§ WHAT IS REQUIRED: Copy the records exactly. Include every line.

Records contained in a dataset
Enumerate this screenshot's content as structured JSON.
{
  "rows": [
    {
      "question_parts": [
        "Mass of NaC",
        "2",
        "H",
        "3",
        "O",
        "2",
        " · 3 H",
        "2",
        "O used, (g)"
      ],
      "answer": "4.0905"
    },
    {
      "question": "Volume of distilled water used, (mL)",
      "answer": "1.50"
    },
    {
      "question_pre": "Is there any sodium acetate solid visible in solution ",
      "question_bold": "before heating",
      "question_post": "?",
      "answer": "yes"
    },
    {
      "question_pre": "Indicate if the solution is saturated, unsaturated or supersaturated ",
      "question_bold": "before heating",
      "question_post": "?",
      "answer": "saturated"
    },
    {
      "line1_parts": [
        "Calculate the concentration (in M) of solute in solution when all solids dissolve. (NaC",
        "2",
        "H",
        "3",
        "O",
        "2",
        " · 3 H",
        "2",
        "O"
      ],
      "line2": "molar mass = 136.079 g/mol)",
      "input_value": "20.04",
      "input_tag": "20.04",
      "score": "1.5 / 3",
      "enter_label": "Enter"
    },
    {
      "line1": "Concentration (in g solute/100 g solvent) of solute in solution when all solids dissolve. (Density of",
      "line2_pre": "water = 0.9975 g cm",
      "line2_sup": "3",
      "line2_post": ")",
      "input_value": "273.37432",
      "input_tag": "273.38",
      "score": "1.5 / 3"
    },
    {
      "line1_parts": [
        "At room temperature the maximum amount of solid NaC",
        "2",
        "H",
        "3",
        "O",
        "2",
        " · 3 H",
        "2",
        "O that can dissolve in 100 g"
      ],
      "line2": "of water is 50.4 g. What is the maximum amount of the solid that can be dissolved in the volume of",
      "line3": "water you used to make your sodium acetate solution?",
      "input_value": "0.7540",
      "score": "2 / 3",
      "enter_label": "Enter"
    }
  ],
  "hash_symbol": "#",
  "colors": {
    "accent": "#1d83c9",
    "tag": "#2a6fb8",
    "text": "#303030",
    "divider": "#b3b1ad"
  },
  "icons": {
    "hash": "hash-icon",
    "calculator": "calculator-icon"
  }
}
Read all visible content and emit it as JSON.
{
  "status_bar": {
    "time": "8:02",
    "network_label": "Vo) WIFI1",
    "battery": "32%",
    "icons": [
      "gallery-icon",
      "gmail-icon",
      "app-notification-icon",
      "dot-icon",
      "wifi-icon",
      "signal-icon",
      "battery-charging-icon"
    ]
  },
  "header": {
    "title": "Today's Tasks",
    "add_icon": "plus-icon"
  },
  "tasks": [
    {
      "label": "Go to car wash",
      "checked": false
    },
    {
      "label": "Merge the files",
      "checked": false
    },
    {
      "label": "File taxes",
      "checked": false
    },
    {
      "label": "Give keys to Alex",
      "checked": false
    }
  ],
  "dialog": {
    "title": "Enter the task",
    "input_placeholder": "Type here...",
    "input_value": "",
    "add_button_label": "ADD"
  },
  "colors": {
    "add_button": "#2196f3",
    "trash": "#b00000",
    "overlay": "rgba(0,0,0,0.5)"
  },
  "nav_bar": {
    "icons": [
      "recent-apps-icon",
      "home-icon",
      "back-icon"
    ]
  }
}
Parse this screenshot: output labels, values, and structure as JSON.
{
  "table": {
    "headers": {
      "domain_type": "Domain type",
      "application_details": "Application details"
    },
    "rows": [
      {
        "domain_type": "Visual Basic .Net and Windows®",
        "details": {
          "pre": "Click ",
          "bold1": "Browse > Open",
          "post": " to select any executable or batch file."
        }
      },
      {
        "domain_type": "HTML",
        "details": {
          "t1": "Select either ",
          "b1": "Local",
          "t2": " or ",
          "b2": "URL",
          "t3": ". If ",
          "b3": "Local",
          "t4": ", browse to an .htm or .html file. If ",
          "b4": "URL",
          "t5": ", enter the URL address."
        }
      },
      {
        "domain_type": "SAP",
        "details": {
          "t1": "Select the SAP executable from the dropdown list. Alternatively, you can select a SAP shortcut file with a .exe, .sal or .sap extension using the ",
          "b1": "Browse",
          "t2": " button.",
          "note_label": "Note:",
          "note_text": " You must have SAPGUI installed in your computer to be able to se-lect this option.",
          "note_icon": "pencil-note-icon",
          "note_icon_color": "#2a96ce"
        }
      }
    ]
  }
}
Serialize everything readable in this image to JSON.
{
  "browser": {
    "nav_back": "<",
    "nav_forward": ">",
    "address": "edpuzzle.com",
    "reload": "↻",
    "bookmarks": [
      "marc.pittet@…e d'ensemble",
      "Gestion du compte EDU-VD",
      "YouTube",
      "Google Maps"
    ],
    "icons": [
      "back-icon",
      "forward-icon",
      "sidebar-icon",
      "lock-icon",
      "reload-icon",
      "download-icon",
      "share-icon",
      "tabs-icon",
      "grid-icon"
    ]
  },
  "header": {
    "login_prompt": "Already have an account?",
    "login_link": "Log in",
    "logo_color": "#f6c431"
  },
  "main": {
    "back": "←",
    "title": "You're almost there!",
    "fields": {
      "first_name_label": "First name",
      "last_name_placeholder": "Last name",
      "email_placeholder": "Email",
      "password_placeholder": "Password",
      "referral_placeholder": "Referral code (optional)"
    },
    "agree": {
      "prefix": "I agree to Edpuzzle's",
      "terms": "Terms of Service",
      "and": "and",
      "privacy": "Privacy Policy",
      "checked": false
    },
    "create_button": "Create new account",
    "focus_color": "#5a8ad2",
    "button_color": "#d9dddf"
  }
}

§ SOLUTION TO THIS PROBLEM:
Enumerate this screenshot's content as structured JSON.
{
  "rows": [
    {
      "question_parts": [
        "Mass of NaC",
        "2",
        "H",
        "3",
        "O",
        "2",
        " · 3 H",
        "2",
        "O used, (g)"
      ],
      "answer": "4.0905"
    },
    {
      "question": "Volume of distilled water used, (mL)",
      "answer": "1.50"
    },
    {
      "question_pre": "Is there any sodium acetate solid visible in solution ",
      "question_bold": "before heating",
      "question_post": "?",
      "answer": "yes"
    },
    {
      "question_pre": "Indicate if the solution is saturated, unsaturated or supersaturated ",
      "question_bold": "before heating",
      "question_post": "?",
      "answer": "saturated"
    },
    {
      "line1_parts": [
        "Calculate the concentration (in M) of solute in solution when all solids dissolve. (NaC",
        "2",
        "H",
        "3",
        "O",
        "2",
        " · 3 H",
        "2",
        "O"
      ],
      "line2": "molar mass = 136.079 g/mol)",
      "input_value": "20.04",
      "input_tag": "20.04",
      "score": "1.5 / 3",
      "enter_label": "Enter"
    },
    {
      "line1": "Concentration (in g solute/100 g solvent) of solute in solution when all solids dissolve. (Density of",
      "line2_pre": "water = 0.9975 g cm",
      "line2_sup": "3",
      "line2_post": ")",
      "input_value": "273.37432",
      "input_tag": "273.38",
      "score": "1.5 / 3"
    },
    {
      "line1_parts": [
        "At room temperature the maximum amount of solid NaC",
        "2",
        "H",
        "3",
        "O",
        "2",
        " · 3 H",
        "2",
        "O that can dissolve in 100 g"
      ],
      "line2": "of water is 50.4 g. What is the maximum amount of the solid that can be dissolved in the volume of",
      "line3": "water you used to make your sodium acetate solution?",
      "input_value": "0.7540",
      "score": "2 / 3",
      "enter_label": "Enter"
    }
  ],
  "hash_symbol": "#",
  "colors": {
    "accent": "#1d83c9",
    "tag": "#2a6fb8",
    "text": "#303030",
    "divider": "#b3b1ad"
  },
  "icons": {
    "hash": "hash-icon",
    "calculator": "calculator-icon"
  }
}
Read all visible content and emit it as JSON.
{
  "status_bar": {
    "time": "8:02",
    "network_label": "Vo) WIFI1",
    "battery": "32%",
    "icons": [
      "gallery-icon",
      "gmail-icon",
      "app-notification-icon",
      "dot-icon",
      "wifi-icon",
      "signal-icon",
      "battery-charging-icon"
    ]
  },
  "header": {
    "title": "Today's Tasks",
    "add_icon": "plus-icon"
  },
  "tasks": [
    {
      "label": "Go to car wash",
      "checked": false
    },
    {
      "label": "Merge the files",
      "checked": false
    },
    {
      "label": "File taxes",
      "checked": false
    },
    {
      "label": "Give keys to Alex",
      "checked": false
    }
  ],
  "dialog": {
    "title": "Enter the task",
    "input_placeholder": "Type here...",
    "input_value": "",
    "add_button_label": "ADD"
  },
  "colors": {
    "add_button": "#2196f3",
    "trash": "#b00000",
    "overlay": "rgba(0,0,0,0.5)"
  },
  "nav_bar": {
    "icons": [
      "recent-apps-icon",
      "home-icon",
      "back-icon"
    ]
  }
}
Parse this screenshot: output labels, values, and structure as JSON.
{
  "table": {
    "headers": {
      "domain_type": "Domain type",
      "application_details": "Application details"
    },
    "rows": [
      {
        "domain_type": "Visual Basic .Net and Windows®",
        "details": {
          "pre": "Click ",
          "bold1": "Browse > Open",
          "post": " to select any executable or batch file."
        }
      },
      {
        "domain_type": "HTML",
        "details": {
          "t1": "Select either ",
          "b1": "Local",
          "t2": " or ",
          "b2": "URL",
          "t3": ". If ",
          "b3": "Local",
          "t4": ", browse to an .htm or .html file. If ",
          "b4": "URL",
          "t5": ", enter the URL address."
        }
      },
      {
        "domain_type": "SAP",
        "details": {
          "t1": "Select the SAP executable from the dropdown list. Alternatively, you can select a SAP shortcut file with a .exe, .sal or .sap extension using the ",
          "b1": "Browse",
          "t2": " button.",
          "note_label": "Note:",
          "note_text": " You must have SAPGUI installed in your computer to be able to se-lect this option.",
          "note_icon": "pencil-note-icon",
          "note_icon_color": "#2a96ce"
        }
      }
    ]
  }
}
Serialize everything readable in this image to JSON.
{
  "browser": {
    "nav_back": "<",
    "nav_forward": ">",
    "address": "edpuzzle.com",
    "reload": "↻",
    "bookmarks": [
      "marc.pittet@…e d'ensemble",
      "Gestion du compte EDU-VD",
      "YouTube",
      "Google Maps"
    ],
    "icons": [
      "back-icon",
      "forward-icon",
      "sidebar-icon",
      "lock-icon",
      "reload-icon",
      "download-icon",
      "share-icon",
      "tabs-icon",
      "grid-icon"
    ]
  },
  "header": {
    "login_prompt": "Already have an account?",
    "login_link": "Log in",
    "logo_color": "#f6c431"
  },
  "main": {
    "back": "←",
    "title": "You're almost there!",
    "fields": {
      "first_name_label": "First name",
      "last_name_placeholder": "Last name",
      "email_placeholder": "Email",
      "password_placeholder": "Password",
      "referral_placeholder": "Referral code (optional)"
    },
    "agree": {
      "prefix": "I agree to Edpuzzle's",
      "terms": "Terms of Service",
      "and": "and",
      "privacy": "Privacy Policy",
      "checked": false
    },
    "create_button": "Create new account",
    "focus_color": "#5a8ad2",
    "button_color": "#d9dddf"
  }
}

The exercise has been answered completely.